Bayerische Motoren Werke AG joined Daimler AG’s Mercedes-Benz and Volkswagen AG’s Audi in reducing prices of spare parts in China amid an antitrust investigation into the auto industry.
BMW will cut prices on more than 2,000 components by an average of 20 percent starting Aug. 11, the Munich, Germany-based automaker said in an e-mailed statement late yesterday. The company also said its authorized dealerships will set up more outlets in large cities including Beijing and Shanghai to sell original parts to independent workshops to help provide consumers more choice.
China, home to the world’s largest auto market, is stepping up scrutiny over how much foreign automakers charge for vehicles and spare parts. The government began looking into possible antitrust violations in the auto industry at the end of 2011 as state media accused carmakers for inflating prices and overcharging consumers.
“We haven’t seen this been done by anyone else, they’re the first,” said Yang Song, an auto analyst at Barclays Capital Inc. in Hong Kong. “If NDRC really wants all the spares to be sold to independent workshops, then they really need to change the regulation instead of calling for price cuts.”

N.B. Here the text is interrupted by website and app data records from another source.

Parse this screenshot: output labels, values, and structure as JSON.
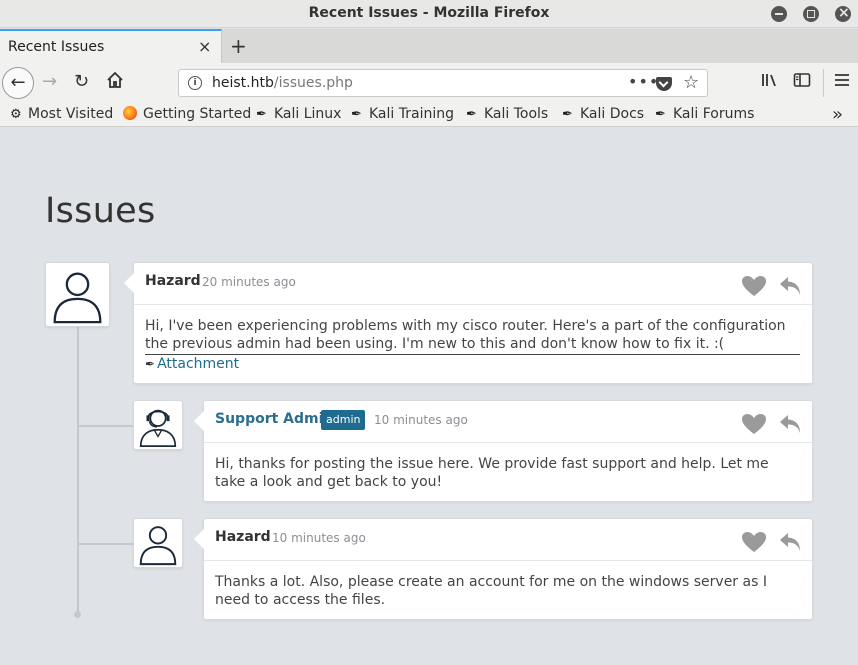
{
  "window": {
    "title": "Recent Issues - Mozilla Firefox"
  },
  "tabs": [
    {
      "label": "Recent Issues",
      "close": "×"
    }
  ],
  "toolbar": {
    "new_tab": "+",
    "url_host": "heist.htb",
    "url_path": "/issues.php",
    "page_actions": "•••"
  },
  "bookmarks": [
    {
      "label": "Most Visited",
      "icon": "gear-icon"
    },
    {
      "label": "Getting Started",
      "icon": "firefox-icon"
    },
    {
      "label": "Kali Linux",
      "icon": "kali-dragon-icon"
    },
    {
      "label": "Kali Training",
      "icon": "kali-dragon-icon"
    },
    {
      "label": "Kali Tools",
      "icon": "kali-dragon-icon"
    },
    {
      "label": "Kali Docs",
      "icon": "kali-dragon-icon"
    },
    {
      "label": "Kali Forums",
      "icon": "kali-dragon-icon"
    }
  ],
  "page": {
    "title": "Issues"
  },
  "comments": [
    {
      "author": "Hazard",
      "time": "20 minutes ago",
      "body": "Hi, I've been experiencing problems with my cisco router. Here's a part of the configuration the previous admin had been using. I'm new to this and don't know how to fix it. :(",
      "attachment": "Attachment"
    },
    {
      "author": "Support Admin",
      "badge": "admin",
      "time": "10 minutes ago",
      "body": "Hi, thanks for posting the issue here. We provide fast support and help. Let me take a look and get back to you!"
    },
    {
      "author": "Hazard",
      "time": "10 minutes ago",
      "body": "Thanks a lot. Also, please create an account for me on the windows server as I need to access the files."
    }
  ],
  "colors": {
    "accent": "#1f6b8f",
    "tab_highlight": "#3aa0e8",
    "page_bg": "#dfe2e6"
  }
}
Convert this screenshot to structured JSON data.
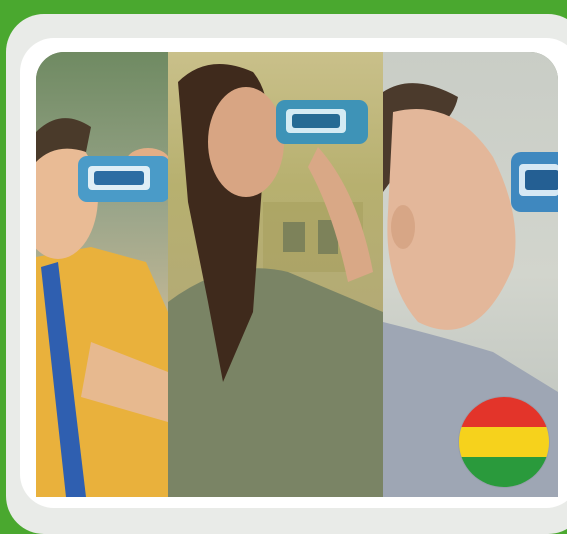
{
  "photo": {
    "panels": [
      {
        "name": "boy-drinking",
        "can_color": "#4a9bc8"
      },
      {
        "name": "woman-drinking",
        "can_color": "#3e93b7"
      },
      {
        "name": "man-drinking",
        "can_color": "#3f88bf"
      }
    ]
  },
  "flag": {
    "country": "Bolivia",
    "stripes": [
      "#e3342a",
      "#f6d21c",
      "#2a9a3c"
    ]
  },
  "colors": {
    "background": "#4aa82f",
    "outer_frame": "#e9ebe8",
    "inner_frame": "#ffffff"
  }
}
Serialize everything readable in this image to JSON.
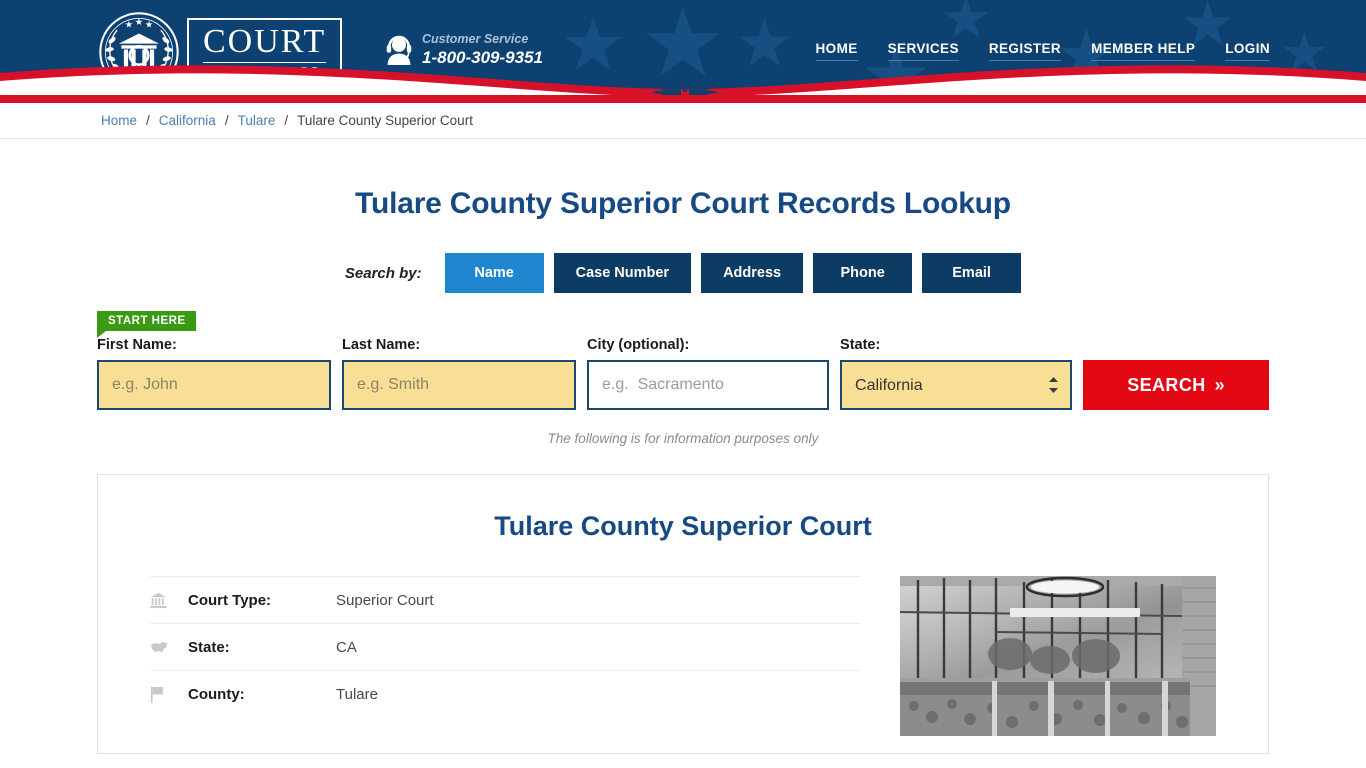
{
  "brand": {
    "name_main": "COURT",
    "name_sub": "CASE FINDER",
    "seal_icon": "courthouse-seal-icon"
  },
  "header": {
    "customer_service_label": "Customer Service",
    "customer_service_phone": "1-800-309-9351",
    "headset_icon": "headset-support-icon",
    "nav": [
      {
        "label": "HOME"
      },
      {
        "label": "SERVICES"
      },
      {
        "label": "REGISTER"
      },
      {
        "label": "MEMBER HELP"
      },
      {
        "label": "LOGIN"
      }
    ],
    "colors": {
      "navy": "#0d4172",
      "red": "#d8112a",
      "star_bg": "#164f81"
    }
  },
  "breadcrumb": {
    "items": [
      {
        "label": "Home",
        "link": true
      },
      {
        "label": "California",
        "link": true
      },
      {
        "label": "Tulare",
        "link": true
      },
      {
        "label": "Tulare County Superior Court",
        "link": false
      }
    ],
    "separator": "/"
  },
  "main": {
    "page_title": "Tulare County Superior Court Records Lookup",
    "search_by_label": "Search by:",
    "tabs": [
      {
        "label": "Name",
        "active": true
      },
      {
        "label": "Case Number",
        "active": false
      },
      {
        "label": "Address",
        "active": false
      },
      {
        "label": "Phone",
        "active": false
      },
      {
        "label": "Email",
        "active": false
      }
    ],
    "start_here_badge": "START HERE",
    "form": {
      "first_name_label": "First Name:",
      "first_name_placeholder": "e.g. John",
      "first_name_value": "",
      "last_name_label": "Last Name:",
      "last_name_placeholder": "e.g. Smith",
      "last_name_value": "",
      "city_label": "City (optional):",
      "city_placeholder": "e.g.  Sacramento",
      "city_value": "",
      "state_label": "State:",
      "state_selected": "California",
      "search_button": "SEARCH",
      "search_button_chevrons": "»"
    },
    "disclaimer": "The following is for information purposes only"
  },
  "court_card": {
    "title": "Tulare County Superior Court",
    "details": [
      {
        "icon": "bank-building-icon",
        "key": "Court Type:",
        "value": "Superior Court"
      },
      {
        "icon": "us-map-icon",
        "key": "State:",
        "value": "CA"
      },
      {
        "icon": "flag-icon",
        "key": "County:",
        "value": "Tulare"
      }
    ],
    "photo_alt": "courthouse-exterior-photo"
  },
  "colors": {
    "accent_blue": "#2186d0",
    "tab_navy": "#0c3b63",
    "title_blue": "#174a85",
    "field_yellow": "#f9df95",
    "field_border": "#17496f",
    "search_red": "#e30613",
    "badge_green": "#3a9a13"
  }
}
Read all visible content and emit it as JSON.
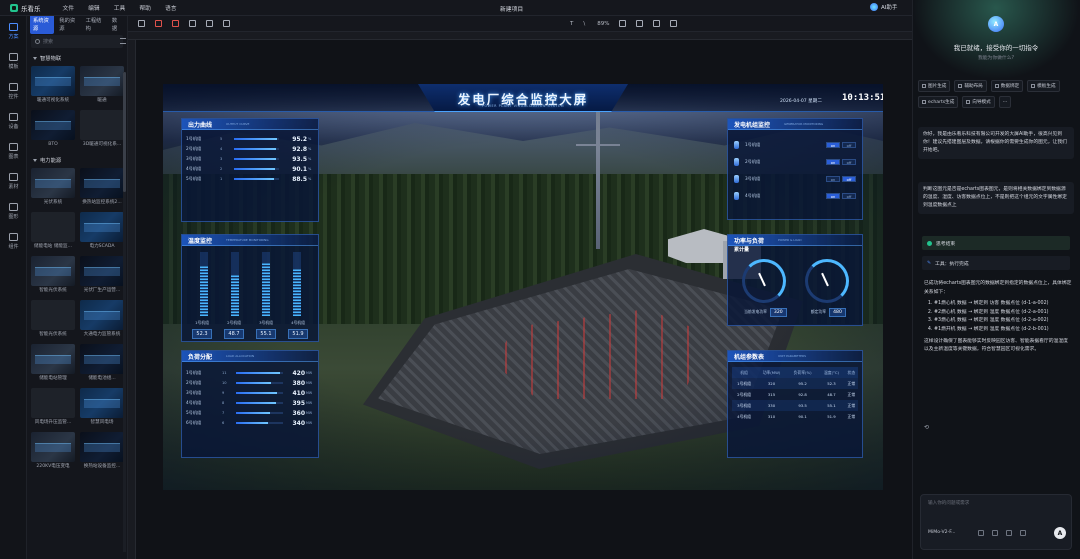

In the first seven months of the year, BMW has cut prices on more than 3,300 pieces of original parts by an average of 15 percent, of which 108 products were cut by 20 percent to 50 percent, according to the statement.
To widen access to original components, BMW’s dealers have set up outlets in the cities of Guangzhou and Hangzhou to sell the parts to independent repair workshops, with more planned for major cities, the company said.
“Recently, the National Development and Reform Commission’s Price Supervision and Anti-Monopoly Bureau expressed great concerns over existing problems in the auto industry and after-sales service sector,” BMW said in the statement. “BMW has been paying close attention and in response, is making the effort to bring down wholesale prices and promoting the flow of original parts.”
Toyota Motor Corp.’s Lexus unit is waiting to see the outcome of its talks with the NDRC before deciding on its actions, said Tokuo Fukuichi, president of Lexus International. The company’s China unit is cooperating fully with the regulator, he said today in Japan.
Antitrust officials in eastern Jiangsu province have begun investigations of Mercedes-Benz dealers in five cities including Suzhou and Wuxi, while Mercedes-Benz’s Shanghai office was raided by local NDRC officials, NDRC spokesman Li Pumin said in a briefing in Beijing this week. The government will also soon punish Chrysler Group LLC and Audi for engaging in monopolistic actions, he said.
Daimler plans to cut spare-part prices for its Mercedes-Benz vehicles in China by an average of 15 percent starting next month, while Audi’s Chinese joint venture said in late July that the brand would lower replacement costs of its parts by as much as 38 percent on Aug. 1.
The NDRC is undertaking the investigation to protect the competitive order of the auto industry and to safeguard consumer interests, Li said at this week’s briefing. The commission has completed an investigation into 12 Japanese companies and will soon announce the actions it will take, he said.